■ **Required work**: Search the records for the string "wallet", and show each line where it appears.

■ **Material supplied**:
..........

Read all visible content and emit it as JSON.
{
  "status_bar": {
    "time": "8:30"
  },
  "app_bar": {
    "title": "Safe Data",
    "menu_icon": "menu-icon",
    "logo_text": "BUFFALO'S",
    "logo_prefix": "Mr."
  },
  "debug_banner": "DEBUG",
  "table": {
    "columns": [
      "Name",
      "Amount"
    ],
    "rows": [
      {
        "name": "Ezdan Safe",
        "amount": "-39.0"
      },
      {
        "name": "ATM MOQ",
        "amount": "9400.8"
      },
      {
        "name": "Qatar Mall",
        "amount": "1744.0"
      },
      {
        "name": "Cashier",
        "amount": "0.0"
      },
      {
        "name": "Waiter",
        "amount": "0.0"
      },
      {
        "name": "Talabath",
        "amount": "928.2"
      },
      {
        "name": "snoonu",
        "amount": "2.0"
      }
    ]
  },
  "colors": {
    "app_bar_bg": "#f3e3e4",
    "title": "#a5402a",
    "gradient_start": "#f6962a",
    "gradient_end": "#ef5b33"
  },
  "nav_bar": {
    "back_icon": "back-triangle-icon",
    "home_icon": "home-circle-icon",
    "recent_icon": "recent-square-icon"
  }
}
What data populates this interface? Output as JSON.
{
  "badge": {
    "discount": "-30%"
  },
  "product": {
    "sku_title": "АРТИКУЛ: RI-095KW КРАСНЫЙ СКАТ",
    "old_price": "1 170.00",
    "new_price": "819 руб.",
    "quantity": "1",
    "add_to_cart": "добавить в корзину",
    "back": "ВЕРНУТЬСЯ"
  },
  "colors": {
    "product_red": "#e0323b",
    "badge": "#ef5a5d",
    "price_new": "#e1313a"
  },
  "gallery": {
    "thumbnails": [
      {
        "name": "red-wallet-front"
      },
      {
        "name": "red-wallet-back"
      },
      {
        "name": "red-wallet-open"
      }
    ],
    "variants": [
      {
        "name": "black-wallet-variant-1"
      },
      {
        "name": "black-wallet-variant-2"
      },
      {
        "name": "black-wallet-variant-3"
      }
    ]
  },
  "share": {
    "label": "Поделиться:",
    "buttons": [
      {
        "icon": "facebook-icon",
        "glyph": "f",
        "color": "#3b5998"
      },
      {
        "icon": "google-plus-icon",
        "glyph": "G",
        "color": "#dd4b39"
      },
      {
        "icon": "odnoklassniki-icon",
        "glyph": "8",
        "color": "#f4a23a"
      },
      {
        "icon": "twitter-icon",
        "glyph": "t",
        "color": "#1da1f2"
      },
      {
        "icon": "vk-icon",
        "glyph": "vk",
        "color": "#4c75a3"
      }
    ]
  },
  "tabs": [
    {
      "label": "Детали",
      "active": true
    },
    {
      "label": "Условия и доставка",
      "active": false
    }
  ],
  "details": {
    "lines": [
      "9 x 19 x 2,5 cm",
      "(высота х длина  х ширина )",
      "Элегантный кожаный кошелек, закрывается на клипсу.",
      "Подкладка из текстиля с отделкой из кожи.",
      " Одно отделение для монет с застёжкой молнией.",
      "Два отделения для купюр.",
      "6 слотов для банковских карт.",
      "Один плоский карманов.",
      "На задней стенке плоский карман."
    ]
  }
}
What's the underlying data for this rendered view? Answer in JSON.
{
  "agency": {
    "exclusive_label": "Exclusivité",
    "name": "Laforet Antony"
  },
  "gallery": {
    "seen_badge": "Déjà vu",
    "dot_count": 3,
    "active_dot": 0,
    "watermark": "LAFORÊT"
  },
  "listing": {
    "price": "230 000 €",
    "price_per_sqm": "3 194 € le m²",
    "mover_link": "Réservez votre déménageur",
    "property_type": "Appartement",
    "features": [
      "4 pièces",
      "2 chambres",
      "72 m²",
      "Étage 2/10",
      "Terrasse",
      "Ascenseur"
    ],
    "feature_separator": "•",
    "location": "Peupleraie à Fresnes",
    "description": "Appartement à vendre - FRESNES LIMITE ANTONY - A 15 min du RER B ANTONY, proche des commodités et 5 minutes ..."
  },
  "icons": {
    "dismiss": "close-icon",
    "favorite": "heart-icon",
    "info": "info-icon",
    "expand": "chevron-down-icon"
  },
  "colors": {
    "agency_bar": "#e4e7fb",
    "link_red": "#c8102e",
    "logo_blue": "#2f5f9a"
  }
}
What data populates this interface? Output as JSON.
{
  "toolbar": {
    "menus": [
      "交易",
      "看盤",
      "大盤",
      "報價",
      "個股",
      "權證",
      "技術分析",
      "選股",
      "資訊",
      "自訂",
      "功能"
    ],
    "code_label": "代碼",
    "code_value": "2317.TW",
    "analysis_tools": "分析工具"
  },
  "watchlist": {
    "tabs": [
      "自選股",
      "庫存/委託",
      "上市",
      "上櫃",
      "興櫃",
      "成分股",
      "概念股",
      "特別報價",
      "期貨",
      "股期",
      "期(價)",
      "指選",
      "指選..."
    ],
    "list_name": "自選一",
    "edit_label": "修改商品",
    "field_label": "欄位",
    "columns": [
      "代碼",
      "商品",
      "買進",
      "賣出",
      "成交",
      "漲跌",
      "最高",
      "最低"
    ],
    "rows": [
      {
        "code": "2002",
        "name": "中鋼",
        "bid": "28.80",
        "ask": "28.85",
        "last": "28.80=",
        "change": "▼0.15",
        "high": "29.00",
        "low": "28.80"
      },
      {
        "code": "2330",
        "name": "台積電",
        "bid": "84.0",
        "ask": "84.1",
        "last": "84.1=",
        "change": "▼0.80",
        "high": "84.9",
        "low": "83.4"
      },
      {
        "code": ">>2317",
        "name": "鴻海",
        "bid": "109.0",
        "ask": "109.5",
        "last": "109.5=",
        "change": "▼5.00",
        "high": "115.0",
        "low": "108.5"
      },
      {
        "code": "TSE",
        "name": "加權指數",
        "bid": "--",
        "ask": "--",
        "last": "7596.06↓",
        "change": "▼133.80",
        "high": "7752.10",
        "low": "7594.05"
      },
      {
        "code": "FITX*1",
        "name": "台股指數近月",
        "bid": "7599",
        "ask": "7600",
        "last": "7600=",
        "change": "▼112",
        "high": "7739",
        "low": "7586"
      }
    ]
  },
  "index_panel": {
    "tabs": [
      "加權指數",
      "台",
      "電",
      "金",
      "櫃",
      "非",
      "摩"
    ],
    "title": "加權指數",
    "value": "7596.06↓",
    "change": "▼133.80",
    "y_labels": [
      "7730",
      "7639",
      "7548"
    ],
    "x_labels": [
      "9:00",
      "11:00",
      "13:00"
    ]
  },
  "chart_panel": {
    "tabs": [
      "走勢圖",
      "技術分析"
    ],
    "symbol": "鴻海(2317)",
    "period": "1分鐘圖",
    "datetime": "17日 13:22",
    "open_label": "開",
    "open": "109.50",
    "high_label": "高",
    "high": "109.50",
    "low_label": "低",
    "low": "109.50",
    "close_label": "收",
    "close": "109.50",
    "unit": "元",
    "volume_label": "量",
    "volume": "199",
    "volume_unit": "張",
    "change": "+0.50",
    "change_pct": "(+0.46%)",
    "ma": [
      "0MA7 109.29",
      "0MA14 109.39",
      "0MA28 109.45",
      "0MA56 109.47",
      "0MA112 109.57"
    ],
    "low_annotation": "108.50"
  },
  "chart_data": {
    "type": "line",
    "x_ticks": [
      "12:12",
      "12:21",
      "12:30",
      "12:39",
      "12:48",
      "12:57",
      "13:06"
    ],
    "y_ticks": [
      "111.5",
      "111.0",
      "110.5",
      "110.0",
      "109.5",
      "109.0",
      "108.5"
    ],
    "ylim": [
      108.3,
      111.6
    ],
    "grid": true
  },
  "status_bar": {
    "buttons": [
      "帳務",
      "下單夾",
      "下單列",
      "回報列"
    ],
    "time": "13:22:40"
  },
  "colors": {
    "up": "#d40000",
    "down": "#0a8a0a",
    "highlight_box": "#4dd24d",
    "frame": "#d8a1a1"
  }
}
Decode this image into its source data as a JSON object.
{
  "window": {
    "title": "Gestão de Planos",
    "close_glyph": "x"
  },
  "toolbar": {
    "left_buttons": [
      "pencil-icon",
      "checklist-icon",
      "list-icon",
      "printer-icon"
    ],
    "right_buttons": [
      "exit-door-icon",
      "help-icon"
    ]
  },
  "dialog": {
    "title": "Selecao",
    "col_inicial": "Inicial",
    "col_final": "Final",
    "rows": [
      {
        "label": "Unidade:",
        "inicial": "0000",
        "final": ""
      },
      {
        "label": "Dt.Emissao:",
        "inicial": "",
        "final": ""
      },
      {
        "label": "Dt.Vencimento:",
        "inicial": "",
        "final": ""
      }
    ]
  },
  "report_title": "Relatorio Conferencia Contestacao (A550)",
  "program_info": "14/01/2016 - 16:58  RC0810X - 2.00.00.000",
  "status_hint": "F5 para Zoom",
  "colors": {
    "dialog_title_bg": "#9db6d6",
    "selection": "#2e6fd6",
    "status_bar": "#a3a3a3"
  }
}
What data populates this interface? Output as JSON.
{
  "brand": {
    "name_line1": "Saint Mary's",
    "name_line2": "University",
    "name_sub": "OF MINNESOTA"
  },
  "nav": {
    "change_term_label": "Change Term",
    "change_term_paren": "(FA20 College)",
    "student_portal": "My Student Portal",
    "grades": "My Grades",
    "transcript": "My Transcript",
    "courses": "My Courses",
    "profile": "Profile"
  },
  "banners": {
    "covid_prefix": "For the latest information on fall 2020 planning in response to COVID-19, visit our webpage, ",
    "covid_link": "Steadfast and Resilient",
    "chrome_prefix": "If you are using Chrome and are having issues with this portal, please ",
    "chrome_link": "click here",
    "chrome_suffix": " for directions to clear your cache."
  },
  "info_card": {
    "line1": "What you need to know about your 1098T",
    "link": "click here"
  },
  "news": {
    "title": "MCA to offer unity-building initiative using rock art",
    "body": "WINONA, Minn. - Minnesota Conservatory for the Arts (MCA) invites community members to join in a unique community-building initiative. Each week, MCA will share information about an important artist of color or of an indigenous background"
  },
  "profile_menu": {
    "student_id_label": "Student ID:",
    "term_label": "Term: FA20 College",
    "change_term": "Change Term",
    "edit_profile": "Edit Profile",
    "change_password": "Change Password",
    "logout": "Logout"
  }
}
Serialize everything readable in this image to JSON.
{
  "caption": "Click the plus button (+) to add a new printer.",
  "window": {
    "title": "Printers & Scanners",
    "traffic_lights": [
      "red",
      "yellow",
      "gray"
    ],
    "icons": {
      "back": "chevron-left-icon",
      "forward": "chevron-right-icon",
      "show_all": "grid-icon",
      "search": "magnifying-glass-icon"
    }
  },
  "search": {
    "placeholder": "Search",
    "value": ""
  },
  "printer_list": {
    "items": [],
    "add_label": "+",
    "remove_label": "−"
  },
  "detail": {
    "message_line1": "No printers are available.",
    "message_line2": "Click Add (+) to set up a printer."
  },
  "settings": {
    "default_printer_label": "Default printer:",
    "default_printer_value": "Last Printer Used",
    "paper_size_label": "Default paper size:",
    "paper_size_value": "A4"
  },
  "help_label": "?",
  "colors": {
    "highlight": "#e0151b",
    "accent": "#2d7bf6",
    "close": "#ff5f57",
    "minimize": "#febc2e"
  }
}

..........

■ **Task response**:
        "name": "red-wallet-front"
        "name": "red-wallet-back"
        "name": "red-wallet-open"
        "name": "black-wallet-variant-1"
        "name": "black-wallet-variant-2"
        "name": "black-wallet-variant-3"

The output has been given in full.